- [Problem details]: Give back exactly the lines running from the line with "Output a JSON" to the end of the entries, and only those lines.

- [Component data from apps and pages]:
__________________________________________________
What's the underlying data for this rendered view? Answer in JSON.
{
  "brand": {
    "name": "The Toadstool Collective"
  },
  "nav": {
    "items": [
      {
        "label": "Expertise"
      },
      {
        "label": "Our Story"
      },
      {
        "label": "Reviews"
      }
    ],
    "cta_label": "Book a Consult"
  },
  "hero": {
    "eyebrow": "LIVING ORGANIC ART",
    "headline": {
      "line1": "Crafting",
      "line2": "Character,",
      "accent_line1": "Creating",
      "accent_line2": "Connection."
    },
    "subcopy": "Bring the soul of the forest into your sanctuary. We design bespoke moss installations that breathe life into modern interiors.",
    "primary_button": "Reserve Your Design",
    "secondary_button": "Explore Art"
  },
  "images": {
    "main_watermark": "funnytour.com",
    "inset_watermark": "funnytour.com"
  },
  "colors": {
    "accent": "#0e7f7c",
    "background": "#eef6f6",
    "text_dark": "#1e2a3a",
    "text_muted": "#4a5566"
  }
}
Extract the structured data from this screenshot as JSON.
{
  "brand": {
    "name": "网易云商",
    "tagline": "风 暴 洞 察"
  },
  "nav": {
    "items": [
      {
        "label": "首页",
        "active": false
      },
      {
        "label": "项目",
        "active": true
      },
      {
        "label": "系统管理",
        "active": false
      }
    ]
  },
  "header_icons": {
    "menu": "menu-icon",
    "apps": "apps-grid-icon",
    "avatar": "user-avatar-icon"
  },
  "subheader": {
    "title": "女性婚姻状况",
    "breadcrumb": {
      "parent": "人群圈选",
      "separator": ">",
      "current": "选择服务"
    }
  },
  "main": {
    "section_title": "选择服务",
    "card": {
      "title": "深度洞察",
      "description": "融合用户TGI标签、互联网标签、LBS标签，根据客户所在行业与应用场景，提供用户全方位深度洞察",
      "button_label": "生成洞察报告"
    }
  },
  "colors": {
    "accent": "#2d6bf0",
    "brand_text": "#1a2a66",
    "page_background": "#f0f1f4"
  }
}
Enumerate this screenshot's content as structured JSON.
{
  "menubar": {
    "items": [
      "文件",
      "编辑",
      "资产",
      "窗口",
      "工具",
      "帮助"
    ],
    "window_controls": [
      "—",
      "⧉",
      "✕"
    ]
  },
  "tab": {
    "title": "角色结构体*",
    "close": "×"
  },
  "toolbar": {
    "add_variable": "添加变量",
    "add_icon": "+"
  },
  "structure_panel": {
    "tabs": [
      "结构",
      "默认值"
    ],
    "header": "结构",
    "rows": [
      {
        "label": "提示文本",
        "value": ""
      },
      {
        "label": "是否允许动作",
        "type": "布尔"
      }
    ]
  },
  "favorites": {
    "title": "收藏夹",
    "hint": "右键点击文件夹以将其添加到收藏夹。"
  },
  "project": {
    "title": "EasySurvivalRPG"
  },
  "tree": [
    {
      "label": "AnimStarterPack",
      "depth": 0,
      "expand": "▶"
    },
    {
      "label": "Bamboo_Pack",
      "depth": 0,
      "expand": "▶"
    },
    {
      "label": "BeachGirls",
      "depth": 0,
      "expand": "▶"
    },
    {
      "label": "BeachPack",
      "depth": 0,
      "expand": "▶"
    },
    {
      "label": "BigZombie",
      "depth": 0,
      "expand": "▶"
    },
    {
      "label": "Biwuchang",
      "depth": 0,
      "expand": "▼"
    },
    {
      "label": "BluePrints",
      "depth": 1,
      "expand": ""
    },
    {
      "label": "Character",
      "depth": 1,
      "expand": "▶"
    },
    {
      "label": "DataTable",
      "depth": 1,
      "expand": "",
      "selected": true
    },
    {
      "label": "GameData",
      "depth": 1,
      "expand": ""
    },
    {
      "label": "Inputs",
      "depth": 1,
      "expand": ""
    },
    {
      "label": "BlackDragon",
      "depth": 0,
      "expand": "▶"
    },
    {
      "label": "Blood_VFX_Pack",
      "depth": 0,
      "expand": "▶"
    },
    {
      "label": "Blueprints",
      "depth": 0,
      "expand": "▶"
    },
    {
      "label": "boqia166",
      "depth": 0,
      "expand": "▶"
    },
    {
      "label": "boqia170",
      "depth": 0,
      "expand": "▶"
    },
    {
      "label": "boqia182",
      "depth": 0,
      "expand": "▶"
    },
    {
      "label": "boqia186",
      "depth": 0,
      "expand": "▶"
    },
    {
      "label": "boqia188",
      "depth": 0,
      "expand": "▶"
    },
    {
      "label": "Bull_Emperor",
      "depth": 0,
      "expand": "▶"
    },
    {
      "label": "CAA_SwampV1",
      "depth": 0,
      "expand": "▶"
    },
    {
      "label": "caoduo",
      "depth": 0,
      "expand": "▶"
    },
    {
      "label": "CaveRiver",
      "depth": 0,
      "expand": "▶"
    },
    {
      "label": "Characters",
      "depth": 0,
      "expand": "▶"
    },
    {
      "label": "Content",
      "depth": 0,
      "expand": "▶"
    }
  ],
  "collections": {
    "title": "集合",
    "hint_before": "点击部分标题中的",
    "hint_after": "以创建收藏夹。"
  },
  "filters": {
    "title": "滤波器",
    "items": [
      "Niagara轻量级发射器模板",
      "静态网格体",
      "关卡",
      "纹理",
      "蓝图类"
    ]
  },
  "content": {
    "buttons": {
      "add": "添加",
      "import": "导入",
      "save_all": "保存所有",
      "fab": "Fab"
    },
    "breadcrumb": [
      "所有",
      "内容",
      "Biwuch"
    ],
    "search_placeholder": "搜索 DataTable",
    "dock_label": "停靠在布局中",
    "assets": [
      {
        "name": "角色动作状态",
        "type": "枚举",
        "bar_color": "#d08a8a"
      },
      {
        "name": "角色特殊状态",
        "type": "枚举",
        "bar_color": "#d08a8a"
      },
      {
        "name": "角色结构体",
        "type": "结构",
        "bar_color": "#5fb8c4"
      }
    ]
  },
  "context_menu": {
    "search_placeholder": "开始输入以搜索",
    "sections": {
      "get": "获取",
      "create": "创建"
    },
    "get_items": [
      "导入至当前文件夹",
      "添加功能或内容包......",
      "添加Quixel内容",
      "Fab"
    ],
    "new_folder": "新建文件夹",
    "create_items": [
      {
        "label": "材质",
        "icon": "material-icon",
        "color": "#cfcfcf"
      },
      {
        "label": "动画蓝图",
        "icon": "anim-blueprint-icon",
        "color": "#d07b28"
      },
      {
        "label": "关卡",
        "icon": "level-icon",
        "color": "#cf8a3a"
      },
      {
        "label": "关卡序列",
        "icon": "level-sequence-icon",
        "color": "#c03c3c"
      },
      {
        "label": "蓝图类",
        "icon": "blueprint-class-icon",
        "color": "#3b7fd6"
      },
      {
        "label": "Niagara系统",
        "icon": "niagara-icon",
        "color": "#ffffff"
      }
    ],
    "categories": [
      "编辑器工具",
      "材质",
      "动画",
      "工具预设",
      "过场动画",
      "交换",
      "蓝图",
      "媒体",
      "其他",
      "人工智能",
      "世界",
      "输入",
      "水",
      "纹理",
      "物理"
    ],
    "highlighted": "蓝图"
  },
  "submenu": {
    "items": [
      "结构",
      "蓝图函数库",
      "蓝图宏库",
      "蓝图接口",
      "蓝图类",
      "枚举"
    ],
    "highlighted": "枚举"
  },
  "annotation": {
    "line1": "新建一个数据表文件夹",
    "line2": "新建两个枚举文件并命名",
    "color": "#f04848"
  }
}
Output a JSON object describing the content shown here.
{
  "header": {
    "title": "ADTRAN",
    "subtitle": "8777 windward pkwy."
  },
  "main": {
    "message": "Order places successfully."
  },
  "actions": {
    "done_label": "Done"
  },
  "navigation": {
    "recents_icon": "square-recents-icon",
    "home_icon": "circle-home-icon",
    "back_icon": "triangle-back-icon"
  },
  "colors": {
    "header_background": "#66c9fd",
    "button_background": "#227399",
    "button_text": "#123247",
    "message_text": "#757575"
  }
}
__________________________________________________
- [Output of the exercise]:
Output a JSON object describing the content shown here.
{
  "header": {
    "title": "ADTRAN",
    "subtitle": "8777 windward pkwy."
  },
  "main": {
    "message": "Order places successfully."
  },
  "actions": {
    "done_label": "Done"
  },
  "navigation": {
    "recents_icon": "square-recents-icon",
    "home_icon": "circle-home-icon",
    "back_icon": "triangle-back-icon"
  },
  "colors": {
    "header_background": "#66c9fd",
    "button_background": "#227399",
    "button_text": "#123247",
    "message_text": "#757575"
  }
}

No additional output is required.